Stored entries:
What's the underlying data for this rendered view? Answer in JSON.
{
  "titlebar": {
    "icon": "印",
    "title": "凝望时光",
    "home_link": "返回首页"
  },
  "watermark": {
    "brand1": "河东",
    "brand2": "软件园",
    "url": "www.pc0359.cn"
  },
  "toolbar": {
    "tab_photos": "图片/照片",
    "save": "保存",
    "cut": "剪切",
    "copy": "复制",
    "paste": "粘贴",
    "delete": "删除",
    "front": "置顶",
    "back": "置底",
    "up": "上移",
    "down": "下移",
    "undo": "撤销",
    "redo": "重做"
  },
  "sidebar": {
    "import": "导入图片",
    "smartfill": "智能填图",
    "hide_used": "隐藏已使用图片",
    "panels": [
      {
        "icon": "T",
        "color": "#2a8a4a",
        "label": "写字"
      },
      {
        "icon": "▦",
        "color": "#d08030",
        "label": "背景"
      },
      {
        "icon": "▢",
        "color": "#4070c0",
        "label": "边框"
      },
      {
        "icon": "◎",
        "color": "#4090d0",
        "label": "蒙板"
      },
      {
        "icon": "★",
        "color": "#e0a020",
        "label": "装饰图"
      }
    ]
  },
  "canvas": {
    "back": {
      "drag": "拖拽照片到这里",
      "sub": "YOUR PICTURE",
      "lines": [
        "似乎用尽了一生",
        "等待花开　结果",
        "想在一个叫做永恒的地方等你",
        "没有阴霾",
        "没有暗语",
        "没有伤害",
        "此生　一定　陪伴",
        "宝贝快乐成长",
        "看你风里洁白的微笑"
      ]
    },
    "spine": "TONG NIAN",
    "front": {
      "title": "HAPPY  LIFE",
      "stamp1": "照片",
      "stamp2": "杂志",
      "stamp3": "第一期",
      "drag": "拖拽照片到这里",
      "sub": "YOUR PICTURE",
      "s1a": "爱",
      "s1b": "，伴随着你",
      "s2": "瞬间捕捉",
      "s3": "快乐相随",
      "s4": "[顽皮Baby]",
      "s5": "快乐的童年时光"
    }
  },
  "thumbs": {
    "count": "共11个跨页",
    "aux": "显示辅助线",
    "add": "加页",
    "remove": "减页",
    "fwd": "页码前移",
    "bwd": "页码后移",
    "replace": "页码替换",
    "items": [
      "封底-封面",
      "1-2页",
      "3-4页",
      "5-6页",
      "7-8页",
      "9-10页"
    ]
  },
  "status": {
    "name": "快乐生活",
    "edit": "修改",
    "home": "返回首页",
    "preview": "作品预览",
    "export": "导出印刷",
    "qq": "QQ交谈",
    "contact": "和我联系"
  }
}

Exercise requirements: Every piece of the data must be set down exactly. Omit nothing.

Response below:
What's the underlying data for this rendered view? Answer in JSON.
{
  "titlebar": {
    "icon": "印",
    "title": "凝望时光",
    "home_link": "返回首页"
  },
  "watermark": {
    "brand1": "河东",
    "brand2": "软件园",
    "url": "www.pc0359.cn"
  },
  "toolbar": {
    "tab_photos": "图片/照片",
    "save": "保存",
    "cut": "剪切",
    "copy": "复制",
    "paste": "粘贴",
    "delete": "删除",
    "front": "置顶",
    "back": "置底",
    "up": "上移",
    "down": "下移",
    "undo": "撤销",
    "redo": "重做"
  },
  "sidebar": {
    "import": "导入图片",
    "smartfill": "智能填图",
    "hide_used": "隐藏已使用图片",
    "panels": [
      {
        "icon": "T",
        "color": "#2a8a4a",
        "label": "写字"
      },
      {
        "icon": "▦",
        "color": "#d08030",
        "label": "背景"
      },
      {
        "icon": "▢",
        "color": "#4070c0",
        "label": "边框"
      },
      {
        "icon": "◎",
        "color": "#4090d0",
        "label": "蒙板"
      },
      {
        "icon": "★",
        "color": "#e0a020",
        "label": "装饰图"
      }
    ]
  },
  "canvas": {
    "back": {
      "drag": "拖拽照片到这里",
      "sub": "YOUR PICTURE",
      "lines": [
        "似乎用尽了一生",
        "等待花开　结果",
        "想在一个叫做永恒的地方等你",
        "没有阴霾",
        "没有暗语",
        "没有伤害",
        "此生　一定　陪伴",
        "宝贝快乐成长",
        "看你风里洁白的微笑"
      ]
    },
    "spine": "TONG NIAN",
    "front": {
      "title": "HAPPY  LIFE",
      "stamp1": "照片",
      "stamp2": "杂志",
      "stamp3": "第一期",
      "drag": "拖拽照片到这里",
      "sub": "YOUR PICTURE",
      "s1a": "爱",
      "s1b": "，伴随着你",
      "s2": "瞬间捕捉",
      "s3": "快乐相随",
      "s4": "[顽皮Baby]",
      "s5": "快乐的童年时光"
    }
  },
  "thumbs": {
    "count": "共11个跨页",
    "aux": "显示辅助线",
    "add": "加页",
    "remove": "减页",
    "fwd": "页码前移",
    "bwd": "页码后移",
    "replace": "页码替换",
    "items": [
      "封底-封面",
      "1-2页",
      "3-4页",
      "5-6页",
      "7-8页",
      "9-10页"
    ]
  },
  "status": {
    "name": "快乐生活",
    "edit": "修改",
    "home": "返回首页",
    "preview": "作品预览",
    "export": "导出印刷",
    "qq": "QQ交谈",
    "contact": "和我联系"
  }
}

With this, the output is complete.